In the listing below, pick out lines with "kind".

-------------------------

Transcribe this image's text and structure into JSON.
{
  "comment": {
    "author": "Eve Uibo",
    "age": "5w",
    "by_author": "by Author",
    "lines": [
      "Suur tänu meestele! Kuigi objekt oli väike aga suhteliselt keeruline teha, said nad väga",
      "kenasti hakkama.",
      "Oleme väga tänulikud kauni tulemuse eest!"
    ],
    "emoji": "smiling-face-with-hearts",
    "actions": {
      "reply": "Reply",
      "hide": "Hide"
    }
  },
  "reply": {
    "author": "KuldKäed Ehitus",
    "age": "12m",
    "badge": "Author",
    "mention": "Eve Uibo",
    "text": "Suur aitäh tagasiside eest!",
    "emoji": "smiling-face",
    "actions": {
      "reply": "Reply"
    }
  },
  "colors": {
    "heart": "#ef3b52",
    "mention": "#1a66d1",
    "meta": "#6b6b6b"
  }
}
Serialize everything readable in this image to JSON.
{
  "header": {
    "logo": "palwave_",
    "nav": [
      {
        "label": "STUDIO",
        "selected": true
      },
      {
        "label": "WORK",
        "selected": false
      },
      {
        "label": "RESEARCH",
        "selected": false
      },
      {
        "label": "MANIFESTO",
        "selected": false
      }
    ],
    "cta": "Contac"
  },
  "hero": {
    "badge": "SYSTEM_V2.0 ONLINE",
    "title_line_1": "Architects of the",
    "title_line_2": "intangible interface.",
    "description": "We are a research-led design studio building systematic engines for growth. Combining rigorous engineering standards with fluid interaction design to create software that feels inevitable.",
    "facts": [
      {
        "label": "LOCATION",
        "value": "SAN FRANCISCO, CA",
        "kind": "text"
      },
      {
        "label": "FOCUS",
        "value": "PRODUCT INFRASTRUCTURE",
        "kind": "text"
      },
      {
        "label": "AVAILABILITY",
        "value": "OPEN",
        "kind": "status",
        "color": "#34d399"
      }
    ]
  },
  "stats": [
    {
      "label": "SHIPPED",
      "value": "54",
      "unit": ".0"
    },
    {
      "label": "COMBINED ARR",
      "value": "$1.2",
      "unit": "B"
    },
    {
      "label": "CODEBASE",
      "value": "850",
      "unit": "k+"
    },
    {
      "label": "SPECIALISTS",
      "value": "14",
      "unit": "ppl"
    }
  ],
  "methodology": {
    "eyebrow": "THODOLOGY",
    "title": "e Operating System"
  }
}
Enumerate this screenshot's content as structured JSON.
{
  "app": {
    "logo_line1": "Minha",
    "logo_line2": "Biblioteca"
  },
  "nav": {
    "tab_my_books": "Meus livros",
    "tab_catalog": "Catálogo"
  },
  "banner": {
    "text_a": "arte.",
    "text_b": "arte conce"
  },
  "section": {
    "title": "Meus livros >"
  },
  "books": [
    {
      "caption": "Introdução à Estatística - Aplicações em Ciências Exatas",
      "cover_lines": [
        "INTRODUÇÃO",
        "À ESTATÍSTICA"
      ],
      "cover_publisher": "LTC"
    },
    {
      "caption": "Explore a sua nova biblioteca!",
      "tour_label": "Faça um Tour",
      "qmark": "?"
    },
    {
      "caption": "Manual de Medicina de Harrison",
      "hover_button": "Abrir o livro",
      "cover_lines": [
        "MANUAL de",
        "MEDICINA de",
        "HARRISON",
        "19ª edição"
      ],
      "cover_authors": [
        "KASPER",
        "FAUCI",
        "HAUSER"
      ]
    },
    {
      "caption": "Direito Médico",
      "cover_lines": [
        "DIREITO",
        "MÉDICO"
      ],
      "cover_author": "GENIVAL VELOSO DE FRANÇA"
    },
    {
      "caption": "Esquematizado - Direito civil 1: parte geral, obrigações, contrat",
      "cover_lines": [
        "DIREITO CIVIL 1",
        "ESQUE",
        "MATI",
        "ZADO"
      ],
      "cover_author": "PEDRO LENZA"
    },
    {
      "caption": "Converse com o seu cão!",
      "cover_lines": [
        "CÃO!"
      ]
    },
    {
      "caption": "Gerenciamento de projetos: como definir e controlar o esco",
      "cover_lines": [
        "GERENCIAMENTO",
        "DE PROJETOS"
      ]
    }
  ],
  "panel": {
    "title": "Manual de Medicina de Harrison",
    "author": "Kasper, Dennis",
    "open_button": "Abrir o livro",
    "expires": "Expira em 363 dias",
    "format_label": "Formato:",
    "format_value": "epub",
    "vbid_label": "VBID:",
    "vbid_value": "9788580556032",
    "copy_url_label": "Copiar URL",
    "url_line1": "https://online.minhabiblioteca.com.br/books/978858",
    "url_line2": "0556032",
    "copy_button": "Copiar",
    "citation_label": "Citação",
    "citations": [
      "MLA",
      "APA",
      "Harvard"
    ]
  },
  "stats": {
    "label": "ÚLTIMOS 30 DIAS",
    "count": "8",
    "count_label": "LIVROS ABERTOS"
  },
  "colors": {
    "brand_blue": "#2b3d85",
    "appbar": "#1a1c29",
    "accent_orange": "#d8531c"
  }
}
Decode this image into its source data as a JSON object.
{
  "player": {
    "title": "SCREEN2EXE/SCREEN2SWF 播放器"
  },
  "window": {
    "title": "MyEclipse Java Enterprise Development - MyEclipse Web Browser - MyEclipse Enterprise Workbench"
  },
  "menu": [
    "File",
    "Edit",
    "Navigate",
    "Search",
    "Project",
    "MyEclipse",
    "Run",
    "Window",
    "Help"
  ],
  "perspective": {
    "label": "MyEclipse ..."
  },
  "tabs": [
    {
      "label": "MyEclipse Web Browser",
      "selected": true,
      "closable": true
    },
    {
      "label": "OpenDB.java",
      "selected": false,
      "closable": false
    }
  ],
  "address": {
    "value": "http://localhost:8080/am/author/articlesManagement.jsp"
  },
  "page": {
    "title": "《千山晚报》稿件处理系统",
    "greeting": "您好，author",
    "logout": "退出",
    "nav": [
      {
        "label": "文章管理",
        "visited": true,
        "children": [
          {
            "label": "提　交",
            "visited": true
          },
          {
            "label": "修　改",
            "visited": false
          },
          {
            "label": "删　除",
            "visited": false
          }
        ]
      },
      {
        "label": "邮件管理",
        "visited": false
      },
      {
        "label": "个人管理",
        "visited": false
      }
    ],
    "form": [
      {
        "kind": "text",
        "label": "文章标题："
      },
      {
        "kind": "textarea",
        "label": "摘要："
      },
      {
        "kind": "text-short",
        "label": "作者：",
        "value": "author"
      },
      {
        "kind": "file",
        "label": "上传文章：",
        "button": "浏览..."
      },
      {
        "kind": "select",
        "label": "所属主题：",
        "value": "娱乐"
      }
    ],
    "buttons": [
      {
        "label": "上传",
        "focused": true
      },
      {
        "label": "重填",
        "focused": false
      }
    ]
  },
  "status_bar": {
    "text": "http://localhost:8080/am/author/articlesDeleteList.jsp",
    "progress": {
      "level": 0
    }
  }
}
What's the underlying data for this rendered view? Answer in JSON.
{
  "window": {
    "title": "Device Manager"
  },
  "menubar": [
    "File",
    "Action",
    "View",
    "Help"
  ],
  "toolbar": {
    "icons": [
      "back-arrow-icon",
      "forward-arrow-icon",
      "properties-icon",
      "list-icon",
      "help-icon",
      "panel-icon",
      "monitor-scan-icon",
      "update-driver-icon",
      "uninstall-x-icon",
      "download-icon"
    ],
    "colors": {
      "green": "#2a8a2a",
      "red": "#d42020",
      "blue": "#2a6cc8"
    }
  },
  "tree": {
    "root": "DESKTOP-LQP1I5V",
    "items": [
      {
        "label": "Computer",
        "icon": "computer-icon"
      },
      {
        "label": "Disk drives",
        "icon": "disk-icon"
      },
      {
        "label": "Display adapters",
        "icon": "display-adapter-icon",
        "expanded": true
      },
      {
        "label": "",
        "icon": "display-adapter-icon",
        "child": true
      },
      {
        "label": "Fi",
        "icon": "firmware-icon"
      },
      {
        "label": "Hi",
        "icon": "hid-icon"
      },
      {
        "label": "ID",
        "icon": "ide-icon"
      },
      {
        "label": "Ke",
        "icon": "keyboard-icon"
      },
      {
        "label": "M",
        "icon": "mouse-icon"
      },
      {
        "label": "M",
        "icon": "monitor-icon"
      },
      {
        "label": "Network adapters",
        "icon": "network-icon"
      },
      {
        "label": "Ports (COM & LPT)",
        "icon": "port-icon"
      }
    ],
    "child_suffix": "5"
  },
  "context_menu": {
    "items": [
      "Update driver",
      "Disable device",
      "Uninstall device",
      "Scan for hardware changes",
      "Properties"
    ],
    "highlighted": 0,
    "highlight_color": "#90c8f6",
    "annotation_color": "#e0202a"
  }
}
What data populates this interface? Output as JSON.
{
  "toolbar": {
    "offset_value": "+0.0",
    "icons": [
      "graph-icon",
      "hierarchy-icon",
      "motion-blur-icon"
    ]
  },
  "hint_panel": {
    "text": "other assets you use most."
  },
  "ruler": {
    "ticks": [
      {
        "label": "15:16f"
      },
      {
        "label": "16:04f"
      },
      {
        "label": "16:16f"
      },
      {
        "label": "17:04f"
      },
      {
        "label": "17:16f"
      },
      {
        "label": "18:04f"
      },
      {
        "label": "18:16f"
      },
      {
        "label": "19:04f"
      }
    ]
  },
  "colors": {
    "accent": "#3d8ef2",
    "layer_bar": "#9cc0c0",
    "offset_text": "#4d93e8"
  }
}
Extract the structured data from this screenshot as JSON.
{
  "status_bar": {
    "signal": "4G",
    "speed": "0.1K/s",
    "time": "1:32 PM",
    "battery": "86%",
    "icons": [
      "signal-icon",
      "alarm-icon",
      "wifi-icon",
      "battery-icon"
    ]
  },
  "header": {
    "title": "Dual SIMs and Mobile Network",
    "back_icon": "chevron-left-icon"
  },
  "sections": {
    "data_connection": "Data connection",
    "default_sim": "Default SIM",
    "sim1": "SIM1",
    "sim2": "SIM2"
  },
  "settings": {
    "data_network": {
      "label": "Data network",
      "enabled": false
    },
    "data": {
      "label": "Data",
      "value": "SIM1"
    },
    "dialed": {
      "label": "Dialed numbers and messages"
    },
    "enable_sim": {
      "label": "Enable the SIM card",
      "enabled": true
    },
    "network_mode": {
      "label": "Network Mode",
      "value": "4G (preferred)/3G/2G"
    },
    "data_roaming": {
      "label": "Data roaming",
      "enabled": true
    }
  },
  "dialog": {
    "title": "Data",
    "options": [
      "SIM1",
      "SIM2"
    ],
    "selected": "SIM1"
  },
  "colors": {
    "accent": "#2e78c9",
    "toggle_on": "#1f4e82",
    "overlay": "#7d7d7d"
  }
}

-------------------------

> Solution to this problem
        "kind": "text"
        "kind": "text"
        "kind": "status",
        "kind": "text",
        "kind": "textarea",
        "kind": "text-short",
        "kind": "file",
        "kind": "select",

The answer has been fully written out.